Wednesday, May 19, 2021

Land Protectors Win One for Nayyag - Ancient Native Site Rescued

 Nohham Cachat-Schilling writes:

W8li Nogdgisg8adt8onk Nitompaog (Good-Meeting My Friends)

W8li Acim8, Wunne Achimu, Good News: MassDOT has cancelled its plans for a roundabout that would have destroyed the legacy of an ancient ancestral Indigenous village with unique artifacts.

Thank You Land Protectors and Equal Preservationists, Your strong opposition is cited as a basis for this change.

Those of us who were bad-mouthed for standing up are now honored by the legacy of our Ancestors.  This is a great first step in equal historic preservation for Massachusetts.  We can now being to real plan for equal historic preservation in Massachusetts.

"NORTHAMPTON — The state has cancelled its plans to build a traffic roundabout at North King and Hatfield streets on what’s also the site of a 10,000-year-old 'undisturbed ancient village.'"

Early on, we were attacked for standing up and criticized for calling the site a village, but obviously, this interpretation is now accepted and our stand is validated.  They said "no Native Americans are concerned, " but we showed that Natives and diverse Americans care very much.  Thanks to the Skibiski family, River Valley Co-Op, Aquinnah Wampanoag Cultural Resources Office, Nolumbeka, Mark, Rochelle, Anthony, Tyler, Don, Peter, Rob, Mary Lou, Gia, Christopher, Jose, Leah, Kenneth, Eric, Eileen, Amy, Adele, Alex, Sarah, Wayne, Martin, Chris, all 55,000+ people who signed the petition on behalf of justice in historic preservation, and everyone who supported. 
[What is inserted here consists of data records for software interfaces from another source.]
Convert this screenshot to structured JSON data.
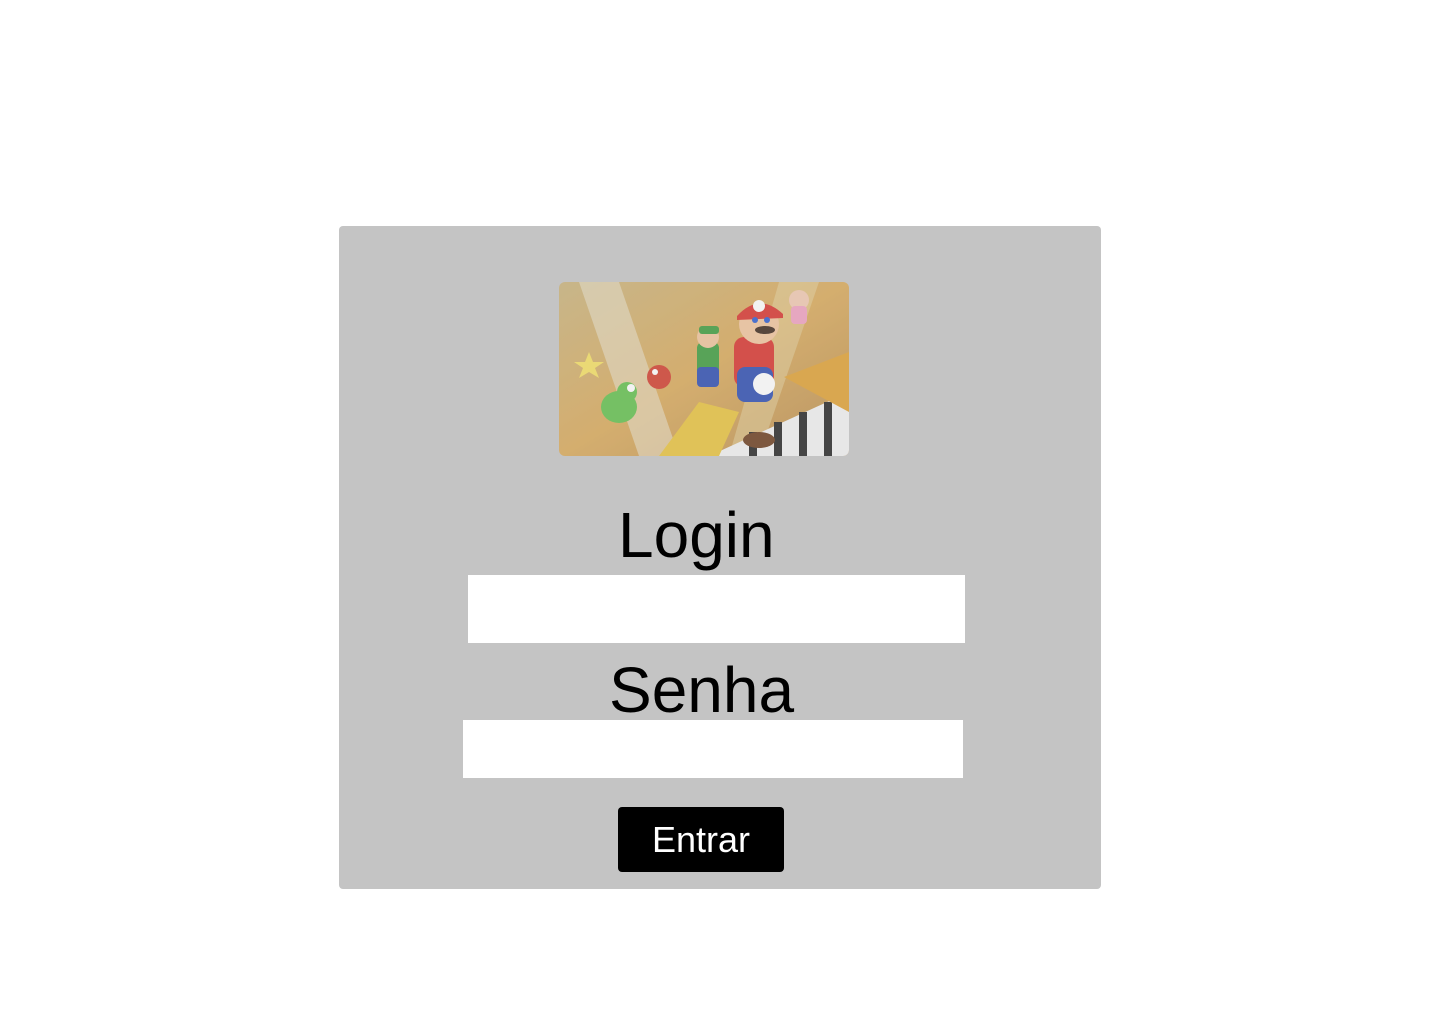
{
  "login_form": {
    "login_label": "Login",
    "login_value": "",
    "senha_label": "Senha",
    "senha_value": "",
    "submit_label": "Entrar"
  },
  "colors": {
    "page_background": "#ffffff",
    "card_background": "#c4c4c4",
    "input_background": "#ffffff",
    "button_background": "#000000",
    "button_text": "#ffffff"
  }
}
“MassDOT has determined that the best next step is to terminate the current construction contract and undertake a re-evaluation of the project design. The re-evaluation option is responsive to the nature of the public comments received, which asked MassDOT to consider alternatives that avoided the location of the archaeological site,” the notice said. “This re-evaluation will take public opposition into account as a key evaluation criterion for all design alternatives considered.”

We can now offer the pedestrian overpass alternative, a chance for a cultural space, and neighborhood improvement.  Several people suggested a pedestrian overpass and traffic control light alternative at the DOT comment meeting.  
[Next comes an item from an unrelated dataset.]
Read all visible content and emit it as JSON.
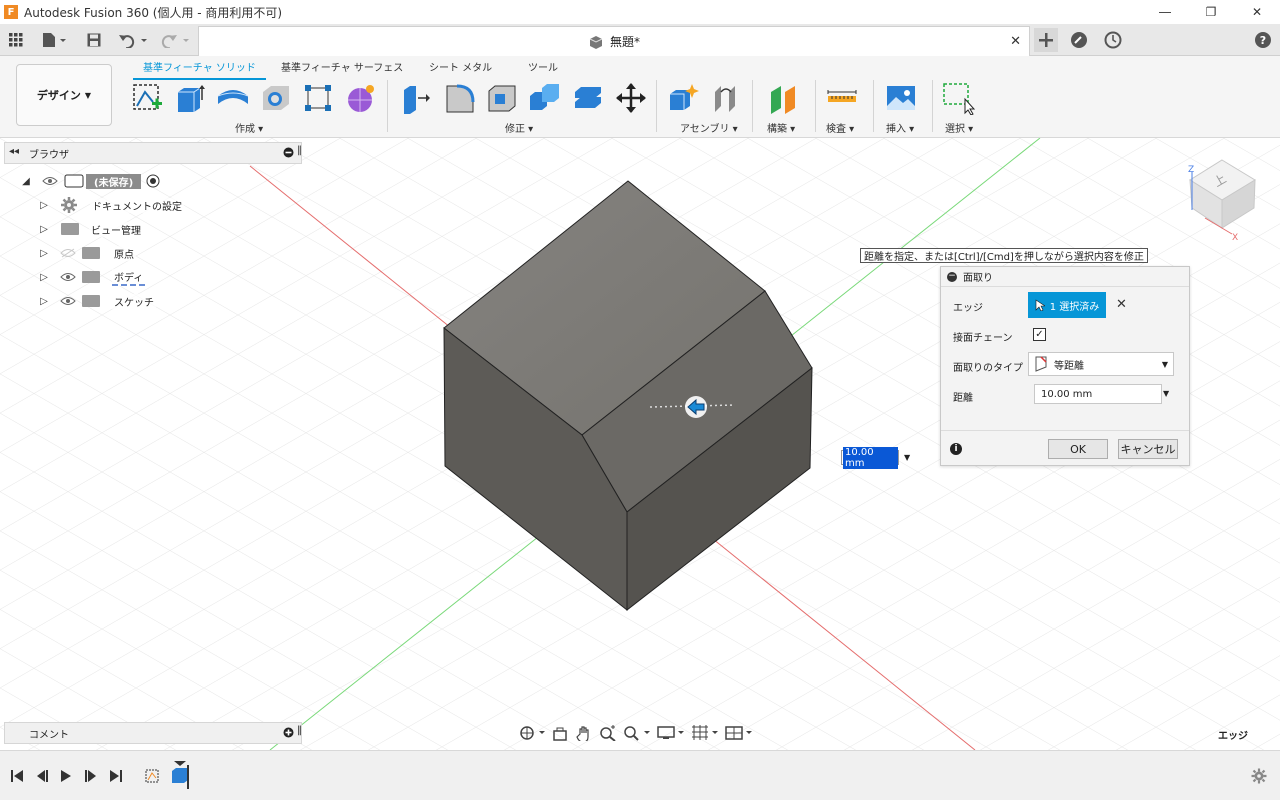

w8liw8sse nitompaog (good work my friends),

Friday, May 14, 2021

Whaddya Think?

Found on an island, wrong material but this looks like the base of a Merrimack (Stark) point:
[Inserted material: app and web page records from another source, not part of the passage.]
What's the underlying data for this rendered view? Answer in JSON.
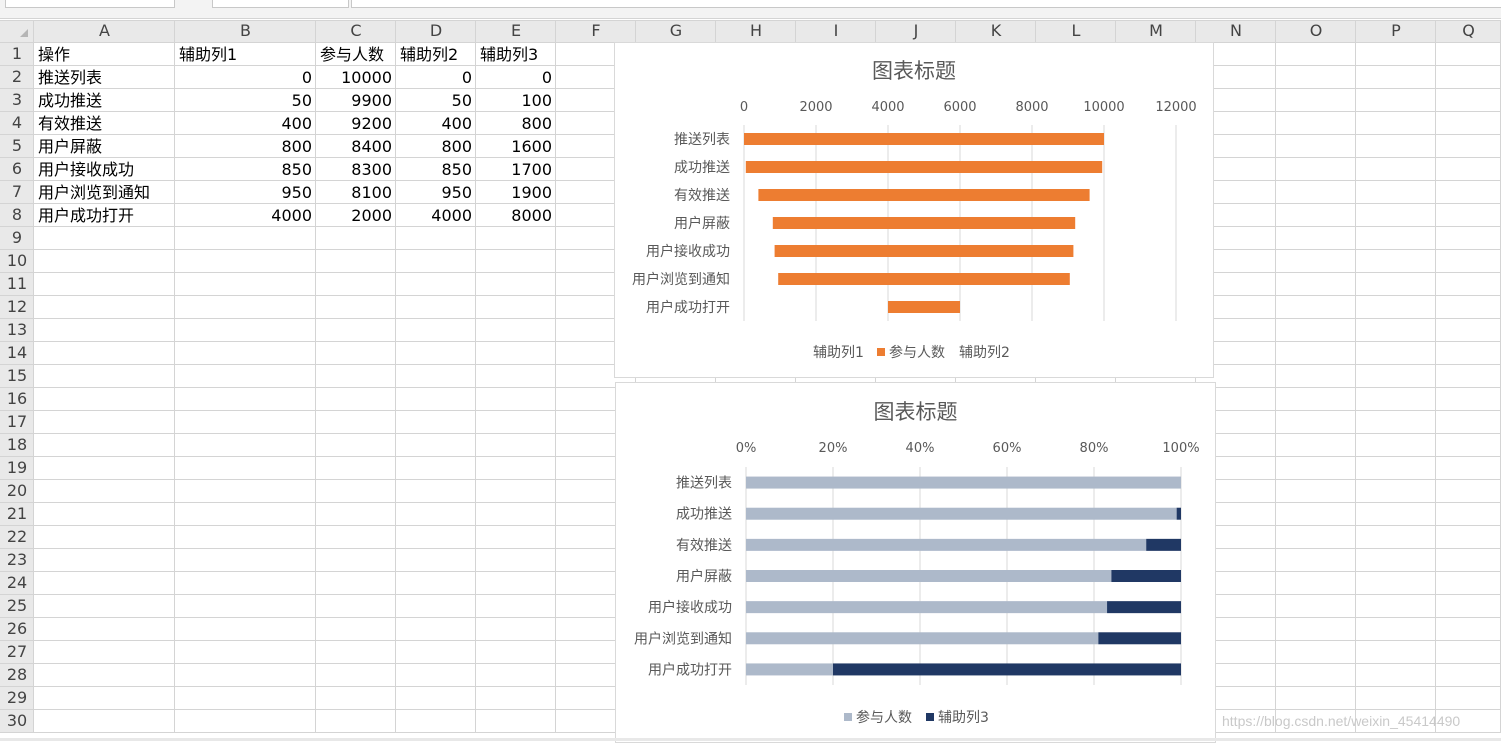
{
  "sheet": {
    "columns": [
      "A",
      "B",
      "C",
      "D",
      "E",
      "F",
      "G",
      "H",
      "I",
      "J",
      "K",
      "L",
      "M",
      "N",
      "O",
      "P",
      "Q"
    ],
    "rows": [
      "1",
      "2",
      "3",
      "4",
      "5",
      "6",
      "7",
      "8",
      "9",
      "10",
      "11",
      "12",
      "13",
      "14",
      "15",
      "16",
      "17",
      "18",
      "19",
      "20",
      "21",
      "22",
      "23",
      "24",
      "25",
      "26",
      "27",
      "28",
      "29",
      "30"
    ],
    "headers": [
      "操作",
      "辅助列1",
      "参与人数",
      "辅助列2",
      "辅助列3"
    ],
    "data": [
      [
        "推送列表",
        "0",
        "10000",
        "0",
        "0"
      ],
      [
        "成功推送",
        "50",
        "9900",
        "50",
        "100"
      ],
      [
        "有效推送",
        "400",
        "9200",
        "400",
        "800"
      ],
      [
        "用户屏蔽",
        "800",
        "8400",
        "800",
        "1600"
      ],
      [
        "用户接收成功",
        "850",
        "8300",
        "850",
        "1700"
      ],
      [
        "用户浏览到通知",
        "950",
        "8100",
        "950",
        "1900"
      ],
      [
        "用户成功打开",
        "4000",
        "2000",
        "4000",
        "8000"
      ]
    ]
  },
  "chart_data": [
    {
      "type": "bar",
      "orientation": "horizontal",
      "stacked": true,
      "title": "图表标题",
      "categories": [
        "推送列表",
        "成功推送",
        "有效推送",
        "用户屏蔽",
        "用户接收成功",
        "用户浏览到通知",
        "用户成功打开"
      ],
      "series": [
        {
          "name": "辅助列1",
          "values": [
            0,
            50,
            400,
            800,
            850,
            950,
            4000
          ],
          "color": "transparent"
        },
        {
          "name": "参与人数",
          "values": [
            10000,
            9900,
            9200,
            8400,
            8300,
            8100,
            2000
          ],
          "color": "#ed7d31"
        },
        {
          "name": "辅助列2",
          "values": [
            0,
            50,
            400,
            800,
            850,
            950,
            4000
          ],
          "color": "transparent"
        }
      ],
      "xlim": [
        0,
        12000
      ],
      "xticks": [
        "0",
        "2000",
        "4000",
        "6000",
        "8000",
        "10000",
        "12000"
      ],
      "axis_position": "top",
      "grid": true,
      "legend": "bottom"
    },
    {
      "type": "bar",
      "orientation": "horizontal",
      "stacked": true,
      "percent": true,
      "title": "图表标题",
      "categories": [
        "推送列表",
        "成功推送",
        "有效推送",
        "用户屏蔽",
        "用户接收成功",
        "用户浏览到通知",
        "用户成功打开"
      ],
      "series": [
        {
          "name": "参与人数",
          "values": [
            10000,
            9900,
            9200,
            8400,
            8300,
            8100,
            2000
          ],
          "color": "#adb9ca"
        },
        {
          "name": "辅助列3",
          "values": [
            0,
            100,
            800,
            1600,
            1700,
            1900,
            8000
          ],
          "color": "#203864"
        }
      ],
      "xlim": [
        0,
        100
      ],
      "xticks": [
        "0%",
        "20%",
        "40%",
        "60%",
        "80%",
        "100%"
      ],
      "axis_position": "top",
      "grid": true,
      "legend": "bottom"
    }
  ],
  "watermark": "https://blog.csdn.net/weixin_45414490"
}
scalloped edges:

Wednesday, May 05, 2021

Oley Hill site dates to 2500 years ago

I asked Norman Muller about his dating result for the Oley Hills. They used OSL (Optically Stimulated Luminescence) to arrive at a date of 2500 BP, for one of the terraces at Oley Hills. He wrote:

Yes, the Oley site is much older than Cahokia.  I am of the opinion that the large platform stone mounds in the Northeast were inspired by the earthen mounds in the Midwest.  Or maybe the influence went in the other direction!  You are aware, of course, of that large geometric earthen mound in western MA (see LiDAR attachment; the mound is about 50 feet high and 200 feet long at the base; the top is precisely oriented to the cardinal directions.  I visited the site with Timreck and Lisa Gannon).

Sunday, May 02, 2021

Ontario Mounds

Reader Joanne writes:

We found these unusual stacked rock piles deep in the woods.  The one is quite large, almost an igloo shape, maybe 10 feet across and 4 feet high with a depression in the centre. It is made up of carefully placed stones.  About 65 feet away from it is a flat circular mound about 6 feet across, under a very distinctive bent tree.
Further on in the woods we found another stacked pile up against a rock out cropping but I don't have a clear photo of it. These piles are well back in the woods and not near any homesteads or farms, or even roads. 

 Any thoughts on their origin?  Thanks for taking a look at them.

[Added later:] This site is west of Algonquin park in Ontario. In the park itself there are 41 smaller rock cairns but none as large as this one.

Mike Martin's Cave

A reader writes: 

Rock Piles contributors, especially Jimp:

I have a challenge for you:

I'm researching "Captain Lightfoot," the "last of the New England highwaymen" who was hanged in 1821 for a robbery near Medford, MA.

The attached article (first column) from an 1885 edition of the Boston Globe describes a cave alleged to have been used by Lightfoot, i.e.Michael Martin.

The location is Arlington, MA--now much developed.But the streets mentioned (Highland Ave, Spring Road (Old Spring Street?), place this very near Menotomy Rocks.

Is the cave in this article the one found by Jimp in Menotomy Rocks Park?

Jerry Kuntz
Warwick, New York